### TASK:
Only an exact copy of the entries will serve as the answer.
START RECORDS FOR THIS TASK
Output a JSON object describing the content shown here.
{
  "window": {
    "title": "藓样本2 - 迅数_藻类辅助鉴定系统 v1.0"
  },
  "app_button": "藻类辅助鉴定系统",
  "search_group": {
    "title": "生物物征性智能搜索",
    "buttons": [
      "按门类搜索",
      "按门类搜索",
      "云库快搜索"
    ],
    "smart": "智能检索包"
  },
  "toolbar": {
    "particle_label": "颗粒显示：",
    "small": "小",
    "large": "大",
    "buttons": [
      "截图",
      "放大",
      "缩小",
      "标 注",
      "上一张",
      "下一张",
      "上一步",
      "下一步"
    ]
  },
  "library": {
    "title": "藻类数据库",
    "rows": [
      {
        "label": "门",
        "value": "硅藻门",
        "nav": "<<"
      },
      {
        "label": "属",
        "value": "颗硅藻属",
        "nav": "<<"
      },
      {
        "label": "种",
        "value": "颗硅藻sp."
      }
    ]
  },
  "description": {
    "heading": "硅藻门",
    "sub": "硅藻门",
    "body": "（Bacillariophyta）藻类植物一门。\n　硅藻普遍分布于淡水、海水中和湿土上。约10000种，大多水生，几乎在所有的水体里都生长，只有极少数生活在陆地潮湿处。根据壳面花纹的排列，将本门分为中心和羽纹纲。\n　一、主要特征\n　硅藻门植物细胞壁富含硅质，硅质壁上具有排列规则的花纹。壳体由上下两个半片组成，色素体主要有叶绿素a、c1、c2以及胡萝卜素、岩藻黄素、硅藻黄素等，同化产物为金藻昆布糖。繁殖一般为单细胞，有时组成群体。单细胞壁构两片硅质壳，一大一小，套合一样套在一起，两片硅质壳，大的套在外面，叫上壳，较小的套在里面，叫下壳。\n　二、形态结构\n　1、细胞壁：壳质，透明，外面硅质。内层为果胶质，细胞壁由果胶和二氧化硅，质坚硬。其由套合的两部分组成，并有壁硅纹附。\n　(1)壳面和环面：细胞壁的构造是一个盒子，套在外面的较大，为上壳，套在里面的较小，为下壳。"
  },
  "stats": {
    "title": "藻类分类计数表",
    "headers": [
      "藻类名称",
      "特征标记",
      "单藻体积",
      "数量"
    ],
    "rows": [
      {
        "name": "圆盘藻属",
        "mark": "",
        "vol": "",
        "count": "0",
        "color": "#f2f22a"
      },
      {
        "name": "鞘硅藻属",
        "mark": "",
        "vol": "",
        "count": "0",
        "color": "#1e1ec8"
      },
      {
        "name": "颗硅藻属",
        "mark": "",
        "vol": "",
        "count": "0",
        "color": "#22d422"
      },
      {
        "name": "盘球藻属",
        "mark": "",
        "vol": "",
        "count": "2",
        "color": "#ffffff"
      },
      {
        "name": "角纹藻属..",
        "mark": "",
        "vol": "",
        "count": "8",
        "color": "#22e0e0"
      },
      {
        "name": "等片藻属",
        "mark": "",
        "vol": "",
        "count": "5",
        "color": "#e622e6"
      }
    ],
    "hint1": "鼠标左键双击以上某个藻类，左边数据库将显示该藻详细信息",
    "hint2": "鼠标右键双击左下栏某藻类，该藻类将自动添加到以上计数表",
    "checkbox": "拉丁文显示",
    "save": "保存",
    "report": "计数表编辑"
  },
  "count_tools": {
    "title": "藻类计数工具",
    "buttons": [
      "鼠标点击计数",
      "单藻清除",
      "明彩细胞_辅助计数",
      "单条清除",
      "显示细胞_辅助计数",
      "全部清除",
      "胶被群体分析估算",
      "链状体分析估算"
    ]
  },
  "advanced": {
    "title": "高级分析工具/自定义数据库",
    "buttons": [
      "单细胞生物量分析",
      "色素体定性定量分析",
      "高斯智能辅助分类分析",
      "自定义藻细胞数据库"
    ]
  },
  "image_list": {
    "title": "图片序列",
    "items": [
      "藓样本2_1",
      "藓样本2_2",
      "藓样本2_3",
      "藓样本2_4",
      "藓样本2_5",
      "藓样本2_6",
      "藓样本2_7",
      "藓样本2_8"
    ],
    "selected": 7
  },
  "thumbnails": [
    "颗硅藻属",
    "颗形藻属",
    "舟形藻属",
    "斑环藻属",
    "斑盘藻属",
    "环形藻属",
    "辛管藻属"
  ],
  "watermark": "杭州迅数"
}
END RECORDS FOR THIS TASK
### FINISHED EXERCISE:
Output a JSON object describing the content shown here.
{
  "window": {
    "title": "藓样本2 - 迅数_藻类辅助鉴定系统 v1.0"
  },
  "app_button": "藻类辅助鉴定系统",
  "search_group": {
    "title": "生物物征性智能搜索",
    "buttons": [
      "按门类搜索",
      "按门类搜索",
      "云库快搜索"
    ],
    "smart": "智能检索包"
  },
  "toolbar": {
    "particle_label": "颗粒显示：",
    "small": "小",
    "large": "大",
    "buttons": [
      "截图",
      "放大",
      "缩小",
      "标 注",
      "上一张",
      "下一张",
      "上一步",
      "下一步"
    ]
  },
  "library": {
    "title": "藻类数据库",
    "rows": [
      {
        "label": "门",
        "value": "硅藻门",
        "nav": "<<"
      },
      {
        "label": "属",
        "value": "颗硅藻属",
        "nav": "<<"
      },
      {
        "label": "种",
        "value": "颗硅藻sp."
      }
    ]
  },
  "description": {
    "heading": "硅藻门",
    "sub": "硅藻门",
    "body": "（Bacillariophyta）藻类植物一门。\n　硅藻普遍分布于淡水、海水中和湿土上。约10000种，大多水生，几乎在所有的水体里都生长，只有极少数生活在陆地潮湿处。根据壳面花纹的排列，将本门分为中心和羽纹纲。\n　一、主要特征\n　硅藻门植物细胞壁富含硅质，硅质壁上具有排列规则的花纹。壳体由上下两个半片组成，色素体主要有叶绿素a、c1、c2以及胡萝卜素、岩藻黄素、硅藻黄素等，同化产物为金藻昆布糖。繁殖一般为单细胞，有时组成群体。单细胞壁构两片硅质壳，一大一小，套合一样套在一起，两片硅质壳，大的套在外面，叫上壳，较小的套在里面，叫下壳。\n　二、形态结构\n　1、细胞壁：壳质，透明，外面硅质。内层为果胶质，细胞壁由果胶和二氧化硅，质坚硬。其由套合的两部分组成，并有壁硅纹附。\n　(1)壳面和环面：细胞壁的构造是一个盒子，套在外面的较大，为上壳，套在里面的较小，为下壳。"
  },
  "stats": {
    "title": "藻类分类计数表",
    "headers": [
      "藻类名称",
      "特征标记",
      "单藻体积",
      "数量"
    ],
    "rows": [
      {
        "name": "圆盘藻属",
        "mark": "",
        "vol": "",
        "count": "0",
        "color": "#f2f22a"
      },
      {
        "name": "鞘硅藻属",
        "mark": "",
        "vol": "",
        "count": "0",
        "color": "#1e1ec8"
      },
      {
        "name": "颗硅藻属",
        "mark": "",
        "vol": "",
        "count": "0",
        "color": "#22d422"
      },
      {
        "name": "盘球藻属",
        "mark": "",
        "vol": "",
        "count": "2",
        "color": "#ffffff"
      },
      {
        "name": "角纹藻属..",
        "mark": "",
        "vol": "",
        "count": "8",
        "color": "#22e0e0"
      },
      {
        "name": "等片藻属",
        "mark": "",
        "vol": "",
        "count": "5",
        "color": "#e622e6"
      }
    ],
    "hint1": "鼠标左键双击以上某个藻类，左边数据库将显示该藻详细信息",
    "hint2": "鼠标右键双击左下栏某藻类，该藻类将自动添加到以上计数表",
    "checkbox": "拉丁文显示",
    "save": "保存",
    "report": "计数表编辑"
  },
  "count_tools": {
    "title": "藻类计数工具",
    "buttons": [
      "鼠标点击计数",
      "单藻清除",
      "明彩细胞_辅助计数",
      "单条清除",
      "显示细胞_辅助计数",
      "全部清除",
      "胶被群体分析估算",
      "链状体分析估算"
    ]
  },
  "advanced": {
    "title": "高级分析工具/自定义数据库",
    "buttons": [
      "单细胞生物量分析",
      "色素体定性定量分析",
      "高斯智能辅助分类分析",
      "自定义藻细胞数据库"
    ]
  },
  "image_list": {
    "title": "图片序列",
    "items": [
      "藓样本2_1",
      "藓样本2_2",
      "藓样本2_3",
      "藓样本2_4",
      "藓样本2_5",
      "藓样本2_6",
      "藓样本2_7",
      "藓样本2_8"
    ],
    "selected": 7
  },
  "thumbnails": [
    "颗硅藻属",
    "颗形藻属",
    "舟形藻属",
    "斑环藻属",
    "斑盘藻属",
    "环形藻属",
    "辛管藻属"
  ],
  "watermark": "杭州迅数"
}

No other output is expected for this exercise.